━━ Excerpted records ━━

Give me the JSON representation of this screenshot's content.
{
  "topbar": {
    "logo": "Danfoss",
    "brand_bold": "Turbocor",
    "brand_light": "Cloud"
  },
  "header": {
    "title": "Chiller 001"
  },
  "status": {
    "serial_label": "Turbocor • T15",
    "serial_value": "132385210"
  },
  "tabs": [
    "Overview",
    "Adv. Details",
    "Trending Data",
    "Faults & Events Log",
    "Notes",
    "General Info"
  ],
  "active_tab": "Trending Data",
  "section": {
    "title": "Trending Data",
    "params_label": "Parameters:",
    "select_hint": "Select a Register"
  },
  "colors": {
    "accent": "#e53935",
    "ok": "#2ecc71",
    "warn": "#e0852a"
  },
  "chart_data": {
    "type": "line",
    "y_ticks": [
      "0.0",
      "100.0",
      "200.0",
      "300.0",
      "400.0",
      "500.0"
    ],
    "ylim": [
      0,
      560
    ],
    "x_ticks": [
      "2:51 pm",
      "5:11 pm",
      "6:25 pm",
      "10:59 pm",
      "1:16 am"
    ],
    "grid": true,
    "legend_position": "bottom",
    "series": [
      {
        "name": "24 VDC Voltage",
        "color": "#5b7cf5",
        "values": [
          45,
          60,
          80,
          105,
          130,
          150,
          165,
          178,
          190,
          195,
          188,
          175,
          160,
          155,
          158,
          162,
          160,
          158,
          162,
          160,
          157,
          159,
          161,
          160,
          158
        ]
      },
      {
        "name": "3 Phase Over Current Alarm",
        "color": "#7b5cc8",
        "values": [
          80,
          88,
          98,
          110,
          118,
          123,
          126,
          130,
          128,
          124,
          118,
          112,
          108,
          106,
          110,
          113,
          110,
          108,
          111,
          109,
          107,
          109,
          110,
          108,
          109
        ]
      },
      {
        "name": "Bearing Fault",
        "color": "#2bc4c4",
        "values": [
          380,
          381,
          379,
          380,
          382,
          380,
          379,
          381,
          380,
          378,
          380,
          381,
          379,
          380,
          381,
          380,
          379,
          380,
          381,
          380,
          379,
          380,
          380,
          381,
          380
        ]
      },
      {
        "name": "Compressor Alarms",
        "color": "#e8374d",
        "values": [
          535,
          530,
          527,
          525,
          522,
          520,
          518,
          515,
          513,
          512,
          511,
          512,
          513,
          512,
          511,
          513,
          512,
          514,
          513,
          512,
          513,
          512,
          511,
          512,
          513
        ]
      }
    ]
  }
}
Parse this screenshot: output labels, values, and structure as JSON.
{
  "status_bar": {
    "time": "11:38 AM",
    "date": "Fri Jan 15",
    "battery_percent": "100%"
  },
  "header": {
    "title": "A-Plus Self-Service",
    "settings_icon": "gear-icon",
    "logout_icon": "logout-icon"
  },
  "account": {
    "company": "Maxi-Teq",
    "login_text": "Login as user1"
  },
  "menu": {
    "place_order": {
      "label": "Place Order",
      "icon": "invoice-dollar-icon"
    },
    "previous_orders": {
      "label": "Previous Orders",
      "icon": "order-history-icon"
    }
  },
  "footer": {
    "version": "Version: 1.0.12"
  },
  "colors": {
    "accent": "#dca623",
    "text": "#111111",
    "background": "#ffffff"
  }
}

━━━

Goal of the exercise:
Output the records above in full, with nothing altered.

Completed exercise:
Give me the JSON representation of this screenshot's content.
{
  "topbar": {
    "logo": "Danfoss",
    "brand_bold": "Turbocor",
    "brand_light": "Cloud"
  },
  "header": {
    "title": "Chiller 001"
  },
  "status": {
    "serial_label": "Turbocor • T15",
    "serial_value": "132385210"
  },
  "tabs": [
    "Overview",
    "Adv. Details",
    "Trending Data",
    "Faults & Events Log",
    "Notes",
    "General Info"
  ],
  "active_tab": "Trending Data",
  "section": {
    "title": "Trending Data",
    "params_label": "Parameters:",
    "select_hint": "Select a Register"
  },
  "colors": {
    "accent": "#e53935",
    "ok": "#2ecc71",
    "warn": "#e0852a"
  },
  "chart_data": {
    "type": "line",
    "y_ticks": [
      "0.0",
      "100.0",
      "200.0",
      "300.0",
      "400.0",
      "500.0"
    ],
    "ylim": [
      0,
      560
    ],
    "x_ticks": [
      "2:51 pm",
      "5:11 pm",
      "6:25 pm",
      "10:59 pm",
      "1:16 am"
    ],
    "grid": true,
    "legend_position": "bottom",
    "series": [
      {
        "name": "24 VDC Voltage",
        "color": "#5b7cf5",
        "values": [
          45,
          60,
          80,
          105,
          130,
          150,
          165,
          178,
          190,
          195,
          188,
          175,
          160,
          155,
          158,
          162,
          160,
          158,
          162,
          160,
          157,
          159,
          161,
          160,
          158
        ]
      },
      {
        "name": "3 Phase Over Current Alarm",
        "color": "#7b5cc8",
        "values": [
          80,
          88,
          98,
          110,
          118,
          123,
          126,
          130,
          128,
          124,
          118,
          112,
          108,
          106,
          110,
          113,
          110,
          108,
          111,
          109,
          107,
          109,
          110,
          108,
          109
        ]
      },
      {
        "name": "Bearing Fault",
        "color": "#2bc4c4",
        "values": [
          380,
          381,
          379,
          380,
          382,
          380,
          379,
          381,
          380,
          378,
          380,
          381,
          379,
          380,
          381,
          380,
          379,
          380,
          381,
          380,
          379,
          380,
          380,
          381,
          380
        ]
      },
      {
        "name": "Compressor Alarms",
        "color": "#e8374d",
        "values": [
          535,
          530,
          527,
          525,
          522,
          520,
          518,
          515,
          513,
          512,
          511,
          512,
          513,
          512,
          511,
          513,
          512,
          514,
          513,
          512,
          513,
          512,
          511,
          512,
          513
        ]
      }
    ]
  }
}
Parse this screenshot: output labels, values, and structure as JSON.
{
  "status_bar": {
    "time": "11:38 AM",
    "date": "Fri Jan 15",
    "battery_percent": "100%"
  },
  "header": {
    "title": "A-Plus Self-Service",
    "settings_icon": "gear-icon",
    "logout_icon": "logout-icon"
  },
  "account": {
    "company": "Maxi-Teq",
    "login_text": "Login as user1"
  },
  "menu": {
    "place_order": {
      "label": "Place Order",
      "icon": "invoice-dollar-icon"
    },
    "previous_orders": {
      "label": "Previous Orders",
      "icon": "order-history-icon"
    }
  },
  "footer": {
    "version": "Version: 1.0.12"
  },
  "colors": {
    "accent": "#dca623",
    "text": "#111111",
    "background": "#ffffff"
  }
}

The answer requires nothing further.